UK high-growth businesses are finding it harder to access finance, with 51 percent expecting access to finance to be either difficult or very difficult, up from just 22 percent in 2015.
The findings come from a survey of 315 growth companies across the UK by UK-focused mid-market firm ECI between the end of June through to August 2016.
The survey found that Scottish companies are the most concerned about access to finance, with 83 percent expecting it to be difficult or very difficult. Companies in the South West are the most optimistic, with just 37 percent expecting it to be difficult or very difficult.
The results chime with those of Private Equity International’s own survey of more than 300 private equity professionals in June following Britain’s decision to leave the EU.
Two-thirds of PEI’s global respondents predicted tighter financing conditions, and among the UK-based respondents, a much higher proportion – 80 percent – predicted greater difficulty in accessing debt, as reported by PEI.
One London-based deal maker, who asked not to be identified, told PEI that while some of the more exotic debt packages – for example, so-called payment in kind or ‘PIK’ notes – may now be off the table, the amount of senior debt available had remained stable. PIK instruments are popular with borrowers because they offer flexibility in paying interest: instead of handing over cash on each payment date, the borrower can issue additional securities, for example.
“Whereas you might have had five turns of senior debt and a PIK note adding a further three – taking you up to eight times debt – you are probably now working based just on the senior,” the dealmaker said.

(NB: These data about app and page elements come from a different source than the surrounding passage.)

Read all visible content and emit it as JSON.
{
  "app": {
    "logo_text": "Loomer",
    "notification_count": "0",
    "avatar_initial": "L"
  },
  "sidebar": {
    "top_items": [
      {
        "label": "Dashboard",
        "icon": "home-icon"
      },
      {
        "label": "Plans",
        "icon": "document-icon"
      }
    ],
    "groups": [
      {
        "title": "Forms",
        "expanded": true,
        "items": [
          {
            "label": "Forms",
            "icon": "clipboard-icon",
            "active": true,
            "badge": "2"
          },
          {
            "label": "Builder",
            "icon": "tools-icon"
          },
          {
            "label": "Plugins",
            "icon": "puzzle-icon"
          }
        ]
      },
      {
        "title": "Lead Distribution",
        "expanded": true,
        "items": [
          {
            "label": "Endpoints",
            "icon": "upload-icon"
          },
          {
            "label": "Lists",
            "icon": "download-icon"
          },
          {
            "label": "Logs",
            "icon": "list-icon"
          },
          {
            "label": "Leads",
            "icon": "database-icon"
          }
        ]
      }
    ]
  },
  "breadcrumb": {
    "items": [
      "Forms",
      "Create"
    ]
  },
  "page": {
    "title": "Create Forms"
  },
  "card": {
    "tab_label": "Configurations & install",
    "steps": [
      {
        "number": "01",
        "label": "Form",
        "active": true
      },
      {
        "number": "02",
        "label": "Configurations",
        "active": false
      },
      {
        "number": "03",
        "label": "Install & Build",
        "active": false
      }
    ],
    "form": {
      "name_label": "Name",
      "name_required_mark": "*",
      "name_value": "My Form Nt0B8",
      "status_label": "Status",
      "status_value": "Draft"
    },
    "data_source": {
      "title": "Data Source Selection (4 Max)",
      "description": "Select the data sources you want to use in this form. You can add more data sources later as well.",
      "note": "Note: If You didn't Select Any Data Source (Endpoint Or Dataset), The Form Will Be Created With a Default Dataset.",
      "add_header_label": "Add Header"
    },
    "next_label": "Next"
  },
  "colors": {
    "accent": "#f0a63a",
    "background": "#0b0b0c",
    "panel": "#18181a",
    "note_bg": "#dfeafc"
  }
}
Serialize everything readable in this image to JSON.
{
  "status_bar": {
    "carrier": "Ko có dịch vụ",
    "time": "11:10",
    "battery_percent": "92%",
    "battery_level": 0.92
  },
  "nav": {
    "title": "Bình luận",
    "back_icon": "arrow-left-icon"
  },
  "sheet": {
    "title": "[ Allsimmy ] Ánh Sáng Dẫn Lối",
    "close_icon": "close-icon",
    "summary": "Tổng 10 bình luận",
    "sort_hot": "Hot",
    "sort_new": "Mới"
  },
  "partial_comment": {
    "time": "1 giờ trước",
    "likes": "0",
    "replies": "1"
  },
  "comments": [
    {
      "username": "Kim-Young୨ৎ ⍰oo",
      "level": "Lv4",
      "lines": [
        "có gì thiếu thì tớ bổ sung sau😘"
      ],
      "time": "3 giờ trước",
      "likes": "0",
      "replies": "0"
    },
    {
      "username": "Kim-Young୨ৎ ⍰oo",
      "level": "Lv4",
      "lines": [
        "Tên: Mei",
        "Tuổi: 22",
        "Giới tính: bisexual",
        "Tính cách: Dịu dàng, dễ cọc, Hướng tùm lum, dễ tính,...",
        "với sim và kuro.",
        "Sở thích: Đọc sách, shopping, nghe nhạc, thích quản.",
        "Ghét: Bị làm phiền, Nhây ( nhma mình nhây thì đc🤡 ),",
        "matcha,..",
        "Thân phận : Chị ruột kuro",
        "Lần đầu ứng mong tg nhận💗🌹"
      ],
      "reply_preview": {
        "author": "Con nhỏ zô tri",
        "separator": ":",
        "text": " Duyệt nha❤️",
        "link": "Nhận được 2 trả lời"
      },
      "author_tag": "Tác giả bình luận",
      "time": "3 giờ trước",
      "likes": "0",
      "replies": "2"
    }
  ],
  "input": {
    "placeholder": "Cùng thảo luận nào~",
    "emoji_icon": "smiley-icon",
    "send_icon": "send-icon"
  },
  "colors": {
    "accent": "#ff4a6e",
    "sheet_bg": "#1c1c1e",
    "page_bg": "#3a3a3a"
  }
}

ECI’s survey found that high-growth businesses are less likely to choose private equity to help fund increased investment and hiring over the next 12 months than they were last year; just 44 percent said they would either definitely choose or were likely to choose private equity, compared to 75 percent in 2015.
Private equity remains the third most popular choice for funding after internal cash flow (96 percent) and bank debt (58 percent). The other options to choose from were public markets and private investors.
ECI’s survey also found a significant majority of high-growth companies – 82 percent – want the UK government to prioritise continued access to the EU single market in the upcoming Brexit negotiations.
What growth companies fear most is an economic downturn following the referendum.
“I wanted to remain but the decision has been made and we have to be careful not to talk ourselves into recession,” Jonathan Elliott, chief executive of price comparison website Make It Cheaper, said in a statement.
“I think there’s a lot of EU regulation out there that may have originally been well intended but has been badly executed. It would be good to see the removal of some unnecessary red tape.”
A majority of high-growth companies – 77 percent – are suffering from skills shortages, down from 91 percent in 2015. Driven by this, the second highest priority for these businesses is continued access to the EU’s workforce.
Despite concerns, 67 percent of companies surveyed expect to grow revenues in the next year, with 43 percent expecting double-digit growth. Just over 30 percent expect to increase investment and hiring in the next 12 months, while 19 percent plan to freeze and 6 percent plan to make cuts.